“Uncle Susumu loved talking about the war and about the close calls he had — like relieving himself under a tree and walking back to the foxhole just as an artillery round exploded in the puddle he left behind,” Yoshioka quipped. “… He told us as we were growing up, that he knew which one of his fellow soldiers he could count on to fight and which ones would hide. He also told us how he could see the bullets spinning as they came toward him.
“And when his wife and daughter were not around, he would tell us how the war was the high point of his life — how much he enjoyed it and how much he really missed it.”
In the 1970s Susumu Yoshioka changed his name to Clay Susumu Yoshioka.
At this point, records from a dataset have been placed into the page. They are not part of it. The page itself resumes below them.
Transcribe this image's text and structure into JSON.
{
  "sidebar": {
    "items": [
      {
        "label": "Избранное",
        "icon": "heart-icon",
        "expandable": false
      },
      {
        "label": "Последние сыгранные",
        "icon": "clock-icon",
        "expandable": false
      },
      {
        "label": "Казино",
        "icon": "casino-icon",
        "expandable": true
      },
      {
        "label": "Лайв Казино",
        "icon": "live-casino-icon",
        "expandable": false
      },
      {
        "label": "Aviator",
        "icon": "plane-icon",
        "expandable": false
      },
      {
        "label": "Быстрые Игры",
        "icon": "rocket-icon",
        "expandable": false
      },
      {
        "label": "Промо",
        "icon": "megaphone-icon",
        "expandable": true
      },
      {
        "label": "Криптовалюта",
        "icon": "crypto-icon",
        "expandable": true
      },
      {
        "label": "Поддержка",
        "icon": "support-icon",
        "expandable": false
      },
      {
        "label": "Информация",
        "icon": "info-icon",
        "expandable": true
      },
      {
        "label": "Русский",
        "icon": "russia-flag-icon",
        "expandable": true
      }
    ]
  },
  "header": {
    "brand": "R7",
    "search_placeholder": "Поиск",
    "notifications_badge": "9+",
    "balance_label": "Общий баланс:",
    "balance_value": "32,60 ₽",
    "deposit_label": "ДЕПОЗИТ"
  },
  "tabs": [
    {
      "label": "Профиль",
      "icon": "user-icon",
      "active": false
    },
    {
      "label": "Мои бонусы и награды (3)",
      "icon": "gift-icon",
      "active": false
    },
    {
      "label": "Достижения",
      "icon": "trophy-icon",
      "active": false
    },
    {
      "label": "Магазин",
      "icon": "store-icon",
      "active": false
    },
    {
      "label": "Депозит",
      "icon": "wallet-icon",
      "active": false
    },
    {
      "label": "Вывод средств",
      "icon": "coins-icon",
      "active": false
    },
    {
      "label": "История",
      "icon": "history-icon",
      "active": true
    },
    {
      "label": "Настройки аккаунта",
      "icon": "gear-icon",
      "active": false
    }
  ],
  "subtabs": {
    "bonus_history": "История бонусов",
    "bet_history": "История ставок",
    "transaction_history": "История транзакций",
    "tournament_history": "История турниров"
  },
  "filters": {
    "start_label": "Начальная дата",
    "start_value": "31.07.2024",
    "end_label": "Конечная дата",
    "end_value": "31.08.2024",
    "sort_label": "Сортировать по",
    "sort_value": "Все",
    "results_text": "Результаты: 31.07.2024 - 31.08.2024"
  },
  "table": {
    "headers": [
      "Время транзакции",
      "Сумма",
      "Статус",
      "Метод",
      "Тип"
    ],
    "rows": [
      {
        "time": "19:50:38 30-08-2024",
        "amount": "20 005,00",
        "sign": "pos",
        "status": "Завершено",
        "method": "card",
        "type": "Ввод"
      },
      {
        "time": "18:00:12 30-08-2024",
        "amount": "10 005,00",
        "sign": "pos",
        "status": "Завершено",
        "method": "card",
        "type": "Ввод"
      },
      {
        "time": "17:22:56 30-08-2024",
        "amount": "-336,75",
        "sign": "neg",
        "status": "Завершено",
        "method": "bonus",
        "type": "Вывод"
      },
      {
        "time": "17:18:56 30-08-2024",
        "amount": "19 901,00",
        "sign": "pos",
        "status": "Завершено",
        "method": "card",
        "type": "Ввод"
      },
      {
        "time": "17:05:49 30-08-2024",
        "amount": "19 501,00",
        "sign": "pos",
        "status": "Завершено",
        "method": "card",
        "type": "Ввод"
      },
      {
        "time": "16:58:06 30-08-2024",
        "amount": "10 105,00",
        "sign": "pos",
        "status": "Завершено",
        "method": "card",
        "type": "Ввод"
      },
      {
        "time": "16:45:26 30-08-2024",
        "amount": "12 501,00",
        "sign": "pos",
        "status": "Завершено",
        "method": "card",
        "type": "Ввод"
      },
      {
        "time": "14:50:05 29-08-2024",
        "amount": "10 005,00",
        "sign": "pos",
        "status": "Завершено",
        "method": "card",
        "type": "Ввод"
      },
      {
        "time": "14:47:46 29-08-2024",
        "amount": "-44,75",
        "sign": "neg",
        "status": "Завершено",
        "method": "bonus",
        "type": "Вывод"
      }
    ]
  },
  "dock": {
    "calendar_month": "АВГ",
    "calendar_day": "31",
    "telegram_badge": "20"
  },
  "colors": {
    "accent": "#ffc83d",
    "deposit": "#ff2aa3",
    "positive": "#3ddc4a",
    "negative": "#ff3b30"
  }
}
At the wedding of Wayne Yoshioka and Vicki Bentzien, Uncle Clay swapped war stories with Bentzien’s father, Robert, who served in World War II as an Army paratrooper in the 17th Airborne Division — including a stint in the Rhineland, not far from where the 100th Battalion was fighting.
Ironically, both Clay Susumu Yoshioka and Bob Bentzien died of congestive heart failure in 2008. Wayne Yoshioka said one of his family’s treasures is a photo of the two together.
“Bob’s arms are stretched overhead, as in a parachute landing fall, and my Uncle Susumu is crouched down, listening intently. It’s really a wonderful keepsake for our family. You know, two soldiers from the so-called ‘Greatest Generation’ — a second-generation Japanese-American and third-generation German-American who fought on the same side.”
Email John Burnett at email@example.com.